Morton’s Neuroma by Bree Ogden
When I was suffering foot pain, I decided to see a podiatrist. His diagnosis was something I’ve never heard before, Morton’s Neuroma. Huh? What? Am I dying? Do I need surgery? I then asked, what is Morton’s Neuroma? Morton’s Neuroma is a common foot problem that’s associated with pain, swelling and/or inflammation of a nerve, typically at the ball-of-the-foot between the 3rd and 4th toes. It’s caused from constant pressure of the foot that lead to bones squeezing together, hurting the nerve. For example, women who often wear high heels have been known to develop Morton’s Neuroma because of the significant added pressure on the front area of the foot. Constricting shoes such as high heels can pinch the nerve between the toes, causing extreme pain, discomfort and aching.
The first step in treating Morton’s Neuroma is to select proper footwear. Footwear with a high and wide toe area is ideal for treating and relieving pain. My podiatrist said this is the reason why I developed a neuroma. He said I naturally have wide feet and not only were my athletic shoes too small for my feet (I like them snug) but I was lacing them too tight around the toe area. This daily added pressure caused my front foot bones to squeeze together which pinched the nerve, resulting in a painful neuroma.
What can you do for relief?
- Wear proper footwear: wear shoes with plenty of room for the toes to move, choose low heels, and laces that allow for width adjustment.
- Resting and massaging the affected area can temporarily alleviate neuroma pain.
- Ice can help dull the pain and improve comfort.
- Get orthotics: you can buy over-the-counter ones (Dr. Scholls) or get a custom-fitted insole.
- Anti-inflammatory diet and medications: anti-inflammatory drugs and cortisone shots can be prescribed to ease acute pain and inflammation caused by the neuroma.
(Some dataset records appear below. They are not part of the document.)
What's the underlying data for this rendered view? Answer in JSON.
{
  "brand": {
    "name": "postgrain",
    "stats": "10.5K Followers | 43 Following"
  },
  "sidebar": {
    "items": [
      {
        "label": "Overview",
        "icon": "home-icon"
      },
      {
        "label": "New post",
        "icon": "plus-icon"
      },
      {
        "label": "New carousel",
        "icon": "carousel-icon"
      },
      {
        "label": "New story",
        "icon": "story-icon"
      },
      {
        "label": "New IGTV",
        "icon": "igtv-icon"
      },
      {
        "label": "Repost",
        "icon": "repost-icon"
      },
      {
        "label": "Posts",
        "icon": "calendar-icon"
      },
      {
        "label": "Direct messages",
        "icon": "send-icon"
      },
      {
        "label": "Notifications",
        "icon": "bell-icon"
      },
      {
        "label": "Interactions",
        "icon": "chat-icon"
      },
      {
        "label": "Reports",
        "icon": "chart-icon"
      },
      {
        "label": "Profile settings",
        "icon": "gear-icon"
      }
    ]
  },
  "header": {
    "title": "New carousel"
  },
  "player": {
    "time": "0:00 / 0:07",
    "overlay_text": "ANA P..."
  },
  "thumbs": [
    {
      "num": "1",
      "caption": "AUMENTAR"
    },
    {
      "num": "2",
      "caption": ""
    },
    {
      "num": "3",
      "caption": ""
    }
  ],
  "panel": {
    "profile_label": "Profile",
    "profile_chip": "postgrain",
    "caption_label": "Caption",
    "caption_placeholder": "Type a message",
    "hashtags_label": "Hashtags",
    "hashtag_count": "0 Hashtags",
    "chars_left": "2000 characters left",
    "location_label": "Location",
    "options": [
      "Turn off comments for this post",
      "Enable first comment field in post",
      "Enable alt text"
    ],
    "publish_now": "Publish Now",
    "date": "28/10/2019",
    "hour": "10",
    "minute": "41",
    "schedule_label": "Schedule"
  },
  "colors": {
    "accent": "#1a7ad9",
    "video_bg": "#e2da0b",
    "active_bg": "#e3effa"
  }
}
How can I prevent developing Morton’s Neuroma?
- Make sure your athletic shoes have enough room in the front part of the shoe and that your toes aren’t excessively compressed.
- Wear shoes with adequate padding in the ball of the foot.
- Avoid prolonged time in shoes with a narrow toe area or excessive heel height. If you must wear a heel, make sure to take them off from time to time and massage the front area of the foot promoting circulation. Make sure to stretch the toe area too.
My podiatrist did tell me that most people who develop Morton’s Neuroma are in fact women (high heels)! Unfortunately, neuromas will not just disappear overnight. Usually, the symptoms just come and go, depending on the type of shoes you wear and how much time you spend on your feet. In most cases, according to my doctor, if you change your footwear and do all the above steps to prevent aggravating the neuroma, the symptoms will go away completely. So, remember to stretch your toes regularly, wear comfortable and roomy shoes and take care of your feet!
The information provided is for general interest only and should not be misconstrued as a diagnosis, prognosis or treatment recommendation. This information does not in any way constitute the practice of medicine, or any other health care profession. Readers are directed to consult their health care provider regarding their specific health situation. Marque Medical is not liable for any action taken by a reader based upon this information.